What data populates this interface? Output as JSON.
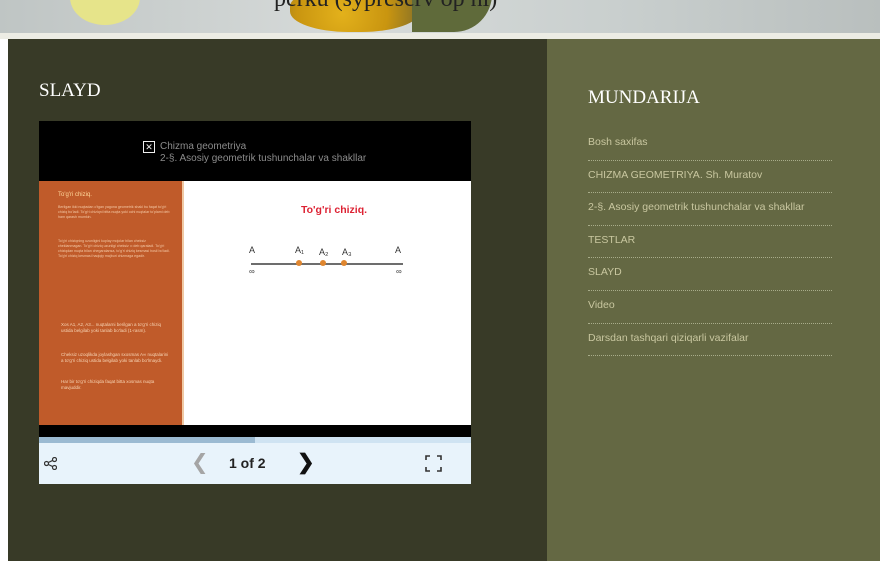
{
  "banner": {
    "caption": "perku (sypreserv op ni)"
  },
  "main": {
    "title": "SLAYD",
    "viewer": {
      "header_line1": "Chizma geometriya",
      "header_line2": "2-§. Asosiy geometrik tushunchalar va shakllar",
      "slide": {
        "panel_title": "To'g'ri chiziq.",
        "panel_text1": "Berilgan ikki nuqtadan o'tgan yagona geometrik shakl bu faqat to'g'ri chiziq bo'ladi. To'g'ri chiziqni bitta nuqta yoki ochi nuqtalar to'plami deb ham qarash mumkin.",
        "panel_text2": "To'g'ri chiziqning uzunligini kuplay mojolar bilan cheksiz cheklanmagan. To'g'ri chiziq uzunligi cheksiz ∞ deb qaraladi. To'g'ri chiziqdan nuqta bilan chegaralansa, to'g'ri chiziq kesmasi hosil bo'ladi. To'g'ri chiziq kesmasi haqiqiy majburi chizmaga egadir.",
        "bullet1": "Xos A1, A2, A3... nuqtalarni berilgan a to'g'ri chiziq ustida belgilab yoki tanlab bo'ladi (1-rasm).",
        "bullet2": "Cheksiz uzoqlikda joylashgan sxosmas A∞ nuqtalarini a to'g'ri chiziq ustida belgilab yoki tanlab bo'lmaydi.",
        "bullet3": "Har bir to'g'ri chiziqda faqat bitta xosmas nuqta mavjuddir.",
        "heading": "To'g'ri chiziq.",
        "points": [
          "A",
          "A₁",
          "A₂",
          "A₃",
          "A"
        ],
        "infinity": "∞"
      },
      "controls": {
        "page_indicator": "1 of 2",
        "progress_fraction": 0.5
      }
    }
  },
  "sidebar": {
    "title": "MUNDARIJA",
    "items": [
      {
        "label": "Bosh saxifas"
      },
      {
        "label": "CHIZMA GEOMETRIYA. Sh. Muratov"
      },
      {
        "label": "2-§. Asosiy geometrik tushunchalar va shakllar"
      },
      {
        "label": "TESTLAR"
      },
      {
        "label": "SLAYD"
      },
      {
        "label": "Video"
      },
      {
        "label": "Darsdan tashqari qiziqarli vazifalar"
      }
    ]
  },
  "colors": {
    "main_bg": "#383a27",
    "sidebar_bg": "#646843",
    "slide_panel": "#c05b2a",
    "slide_heading": "#dd2233",
    "link": "#c9c7a0"
  }
}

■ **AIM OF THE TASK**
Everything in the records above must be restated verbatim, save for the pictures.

■ **WRITTEN SOLUTION**
What data populates this interface? Output as JSON.
{
  "banner": {
    "caption": "perku (sypreserv op ni)"
  },
  "main": {
    "title": "SLAYD",
    "viewer": {
      "header_line1": "Chizma geometriya",
      "header_line2": "2-§. Asosiy geometrik tushunchalar va shakllar",
      "slide": {
        "panel_title": "To'g'ri chiziq.",
        "panel_text1": "Berilgan ikki nuqtadan o'tgan yagona geometrik shakl bu faqat to'g'ri chiziq bo'ladi. To'g'ri chiziqni bitta nuqta yoki ochi nuqtalar to'plami deb ham qarash mumkin.",
        "panel_text2": "To'g'ri chiziqning uzunligini kuplay mojolar bilan cheksiz cheklanmagan. To'g'ri chiziq uzunligi cheksiz ∞ deb qaraladi. To'g'ri chiziqdan nuqta bilan chegaralansa, to'g'ri chiziq kesmasi hosil bo'ladi. To'g'ri chiziq kesmasi haqiqiy majburi chizmaga egadir.",
        "bullet1": "Xos A1, A2, A3... nuqtalarni berilgan a to'g'ri chiziq ustida belgilab yoki tanlab bo'ladi (1-rasm).",
        "bullet2": "Cheksiz uzoqlikda joylashgan sxosmas A∞ nuqtalarini a to'g'ri chiziq ustida belgilab yoki tanlab bo'lmaydi.",
        "bullet3": "Har bir to'g'ri chiziqda faqat bitta xosmas nuqta mavjuddir.",
        "heading": "To'g'ri chiziq.",
        "points": [
          "A",
          "A₁",
          "A₂",
          "A₃",
          "A"
        ],
        "infinity": "∞"
      },
      "controls": {
        "page_indicator": "1 of 2",
        "progress_fraction": 0.5
      }
    }
  },
  "sidebar": {
    "title": "MUNDARIJA",
    "items": [
      {
        "label": "Bosh saxifas"
      },
      {
        "label": "CHIZMA GEOMETRIYA. Sh. Muratov"
      },
      {
        "label": "2-§. Asosiy geometrik tushunchalar va shakllar"
      },
      {
        "label": "TESTLAR"
      },
      {
        "label": "SLAYD"
      },
      {
        "label": "Video"
      },
      {
        "label": "Darsdan tashqari qiziqarli vazifalar"
      }
    ]
  },
  "colors": {
    "main_bg": "#383a27",
    "sidebar_bg": "#646843",
    "slide_panel": "#c05b2a",
    "slide_heading": "#dd2233",
    "link": "#c9c7a0"
  }
}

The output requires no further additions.